45-percent cutoff in solid fat, added sugar intake identifies low-quality diets
Use of the 45-percent cutoff point for the contribution of solid fat and added sugars (SoFAS) foods to total energy intake is helpful in identifying high-risk eating profile in a Brazilian population, according to a study.
“In recent decades, changes in the diet of Brazilians have been characterized by increased consumption of high energy-dense foods, rich in fat and sugar,” the authors said.
To assess diet quality based on the intake of foods with high content of SoFAS, the first Brazilian National Dietary Survey (2008–2009) was conducted. This nationwide representative cross-sectional study collected food records from 34,003 individuals aged ≥10 years.
The authors used a receiver-operating characteristic curve to determine the limit that would identify diets with high SoFAS content.

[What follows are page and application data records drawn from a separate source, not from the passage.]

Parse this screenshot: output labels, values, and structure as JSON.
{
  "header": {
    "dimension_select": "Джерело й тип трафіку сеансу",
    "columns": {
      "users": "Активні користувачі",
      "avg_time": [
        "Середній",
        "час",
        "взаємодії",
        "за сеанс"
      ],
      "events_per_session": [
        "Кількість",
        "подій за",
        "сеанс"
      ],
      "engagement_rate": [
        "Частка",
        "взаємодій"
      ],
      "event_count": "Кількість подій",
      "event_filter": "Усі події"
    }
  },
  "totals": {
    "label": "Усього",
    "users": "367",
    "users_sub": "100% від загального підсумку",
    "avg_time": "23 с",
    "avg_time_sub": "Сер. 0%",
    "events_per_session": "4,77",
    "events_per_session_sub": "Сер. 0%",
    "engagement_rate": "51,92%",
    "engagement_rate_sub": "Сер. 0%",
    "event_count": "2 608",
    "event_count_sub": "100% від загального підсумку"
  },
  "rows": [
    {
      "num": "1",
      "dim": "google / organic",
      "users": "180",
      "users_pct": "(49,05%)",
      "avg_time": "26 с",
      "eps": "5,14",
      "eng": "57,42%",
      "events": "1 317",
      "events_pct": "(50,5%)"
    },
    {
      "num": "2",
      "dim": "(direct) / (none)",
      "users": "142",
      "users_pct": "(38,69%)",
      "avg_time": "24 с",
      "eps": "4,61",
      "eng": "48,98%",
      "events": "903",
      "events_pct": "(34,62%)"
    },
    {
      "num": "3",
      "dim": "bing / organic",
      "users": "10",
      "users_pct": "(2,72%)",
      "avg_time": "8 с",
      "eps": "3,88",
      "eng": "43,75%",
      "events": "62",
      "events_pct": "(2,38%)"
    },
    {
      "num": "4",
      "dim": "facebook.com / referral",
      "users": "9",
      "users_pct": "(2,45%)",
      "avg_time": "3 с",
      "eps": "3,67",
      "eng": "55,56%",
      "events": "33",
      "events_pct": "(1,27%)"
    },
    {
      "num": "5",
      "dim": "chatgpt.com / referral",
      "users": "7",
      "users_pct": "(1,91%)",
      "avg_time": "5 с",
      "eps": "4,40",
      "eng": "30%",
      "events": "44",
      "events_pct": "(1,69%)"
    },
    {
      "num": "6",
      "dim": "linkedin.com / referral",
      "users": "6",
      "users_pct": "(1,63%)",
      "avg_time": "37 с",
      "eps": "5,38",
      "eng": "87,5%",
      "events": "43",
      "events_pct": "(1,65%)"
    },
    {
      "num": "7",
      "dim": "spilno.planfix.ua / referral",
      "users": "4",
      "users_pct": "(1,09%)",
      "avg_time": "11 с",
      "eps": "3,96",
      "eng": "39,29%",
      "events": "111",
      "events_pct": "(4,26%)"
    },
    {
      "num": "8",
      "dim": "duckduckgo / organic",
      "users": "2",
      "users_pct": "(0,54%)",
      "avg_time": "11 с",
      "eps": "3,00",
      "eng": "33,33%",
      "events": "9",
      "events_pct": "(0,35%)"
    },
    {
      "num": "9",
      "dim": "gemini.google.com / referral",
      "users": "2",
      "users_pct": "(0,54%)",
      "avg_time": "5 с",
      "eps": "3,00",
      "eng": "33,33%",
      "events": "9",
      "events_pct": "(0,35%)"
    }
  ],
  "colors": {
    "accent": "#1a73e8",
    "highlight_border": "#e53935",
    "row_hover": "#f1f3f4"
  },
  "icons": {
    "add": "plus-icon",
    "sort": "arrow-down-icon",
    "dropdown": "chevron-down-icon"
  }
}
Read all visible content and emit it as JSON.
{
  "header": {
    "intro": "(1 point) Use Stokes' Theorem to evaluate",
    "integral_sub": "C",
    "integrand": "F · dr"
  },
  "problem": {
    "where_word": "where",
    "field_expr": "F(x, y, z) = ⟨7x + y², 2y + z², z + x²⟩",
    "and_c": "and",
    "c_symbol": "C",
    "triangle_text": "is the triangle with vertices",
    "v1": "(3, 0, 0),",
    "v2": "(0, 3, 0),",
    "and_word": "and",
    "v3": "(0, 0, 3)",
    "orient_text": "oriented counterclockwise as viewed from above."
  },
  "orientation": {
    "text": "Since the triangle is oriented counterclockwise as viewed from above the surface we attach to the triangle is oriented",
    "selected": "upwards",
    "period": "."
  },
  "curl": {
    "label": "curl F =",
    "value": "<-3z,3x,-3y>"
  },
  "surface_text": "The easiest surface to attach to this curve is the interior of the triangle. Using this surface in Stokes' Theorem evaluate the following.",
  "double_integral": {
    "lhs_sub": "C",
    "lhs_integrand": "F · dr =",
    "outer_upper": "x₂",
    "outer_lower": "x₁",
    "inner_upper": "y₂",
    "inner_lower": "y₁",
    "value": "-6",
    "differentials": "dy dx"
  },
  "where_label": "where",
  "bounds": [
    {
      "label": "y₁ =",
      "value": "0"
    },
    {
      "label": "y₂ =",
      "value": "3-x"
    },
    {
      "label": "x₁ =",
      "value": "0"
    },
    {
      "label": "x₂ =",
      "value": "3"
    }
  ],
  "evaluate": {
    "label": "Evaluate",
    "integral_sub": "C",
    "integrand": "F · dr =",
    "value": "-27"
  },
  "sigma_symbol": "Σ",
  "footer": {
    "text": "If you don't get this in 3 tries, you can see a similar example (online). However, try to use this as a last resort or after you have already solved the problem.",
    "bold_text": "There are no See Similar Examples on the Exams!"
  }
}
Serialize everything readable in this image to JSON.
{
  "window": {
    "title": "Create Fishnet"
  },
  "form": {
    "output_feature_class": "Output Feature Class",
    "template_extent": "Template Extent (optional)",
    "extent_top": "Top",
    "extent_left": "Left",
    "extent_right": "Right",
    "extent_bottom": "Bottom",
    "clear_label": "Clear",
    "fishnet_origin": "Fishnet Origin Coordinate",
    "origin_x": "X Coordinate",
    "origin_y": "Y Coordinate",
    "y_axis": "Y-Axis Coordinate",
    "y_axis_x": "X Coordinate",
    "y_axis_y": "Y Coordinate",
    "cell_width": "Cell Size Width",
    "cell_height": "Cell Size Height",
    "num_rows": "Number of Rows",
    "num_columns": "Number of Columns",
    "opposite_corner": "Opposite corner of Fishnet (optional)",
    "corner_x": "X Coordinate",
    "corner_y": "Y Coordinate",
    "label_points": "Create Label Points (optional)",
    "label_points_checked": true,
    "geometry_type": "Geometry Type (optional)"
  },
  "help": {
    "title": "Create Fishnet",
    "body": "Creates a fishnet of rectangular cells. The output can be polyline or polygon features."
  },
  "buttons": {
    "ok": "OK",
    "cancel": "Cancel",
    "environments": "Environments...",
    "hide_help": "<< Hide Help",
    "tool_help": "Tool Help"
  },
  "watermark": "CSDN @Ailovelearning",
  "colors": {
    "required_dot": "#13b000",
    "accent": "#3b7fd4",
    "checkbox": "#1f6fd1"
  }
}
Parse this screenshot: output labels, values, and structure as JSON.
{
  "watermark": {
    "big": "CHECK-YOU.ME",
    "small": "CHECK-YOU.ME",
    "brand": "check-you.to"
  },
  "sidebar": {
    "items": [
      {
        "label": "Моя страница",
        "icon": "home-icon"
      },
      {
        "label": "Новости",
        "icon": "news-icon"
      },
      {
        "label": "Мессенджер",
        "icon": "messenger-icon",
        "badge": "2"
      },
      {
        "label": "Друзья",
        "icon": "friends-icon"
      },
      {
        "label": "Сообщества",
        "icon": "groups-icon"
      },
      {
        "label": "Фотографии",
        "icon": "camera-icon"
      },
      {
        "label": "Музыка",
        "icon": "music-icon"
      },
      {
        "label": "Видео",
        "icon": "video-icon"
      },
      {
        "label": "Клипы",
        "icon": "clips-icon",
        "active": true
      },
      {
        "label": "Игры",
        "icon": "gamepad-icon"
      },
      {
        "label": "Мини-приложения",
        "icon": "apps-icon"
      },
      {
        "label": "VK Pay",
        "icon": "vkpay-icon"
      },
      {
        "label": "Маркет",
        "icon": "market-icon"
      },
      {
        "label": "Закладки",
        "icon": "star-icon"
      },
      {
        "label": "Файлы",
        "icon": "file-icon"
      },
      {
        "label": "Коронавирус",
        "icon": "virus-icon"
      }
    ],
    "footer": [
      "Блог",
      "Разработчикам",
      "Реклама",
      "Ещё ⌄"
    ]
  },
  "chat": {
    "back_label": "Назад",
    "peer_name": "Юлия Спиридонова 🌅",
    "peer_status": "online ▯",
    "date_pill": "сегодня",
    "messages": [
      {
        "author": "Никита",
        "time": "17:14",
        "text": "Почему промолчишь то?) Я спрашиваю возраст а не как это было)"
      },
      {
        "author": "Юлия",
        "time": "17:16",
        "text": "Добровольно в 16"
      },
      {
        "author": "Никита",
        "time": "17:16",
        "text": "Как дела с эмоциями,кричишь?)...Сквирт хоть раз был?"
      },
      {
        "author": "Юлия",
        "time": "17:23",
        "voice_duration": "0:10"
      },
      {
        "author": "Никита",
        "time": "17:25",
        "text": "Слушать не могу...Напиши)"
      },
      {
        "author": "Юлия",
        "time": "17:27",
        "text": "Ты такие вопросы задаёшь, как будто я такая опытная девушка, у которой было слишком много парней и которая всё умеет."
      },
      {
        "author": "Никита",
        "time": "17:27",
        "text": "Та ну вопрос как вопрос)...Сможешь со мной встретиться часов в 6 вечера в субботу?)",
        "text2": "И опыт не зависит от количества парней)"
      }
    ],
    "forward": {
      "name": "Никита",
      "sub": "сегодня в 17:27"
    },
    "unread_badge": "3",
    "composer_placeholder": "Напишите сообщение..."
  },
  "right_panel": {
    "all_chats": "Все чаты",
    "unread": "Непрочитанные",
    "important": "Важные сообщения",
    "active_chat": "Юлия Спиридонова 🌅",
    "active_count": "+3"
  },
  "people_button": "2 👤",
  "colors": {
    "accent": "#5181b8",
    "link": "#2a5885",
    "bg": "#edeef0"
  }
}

The 45-percent limit of total dietary energy provided by SoFAS was adopted to classify diets with excessive content. The SoFAS provided 53 percent of daily energy intake to adolescents, 49 percent to adults, and 48 percent to the elderly. Majority of the adolescents (64.7 percent), adults (59.1 percent), and the elderly (57.8 percent) had a high intake of SoFAS.
Higher income was associated with the increased contribution of SoFAS to daily energy intake in all age groups. In addition, individuals with high consumption of SoFAS had higher intakes of sugar-sweetened beverages, cookies and cakes, processed meats, chips, candy and chocolate, and sandwiches and snacks when compared with those who had moderate intake of SoFAS (<45 percent of daily energy).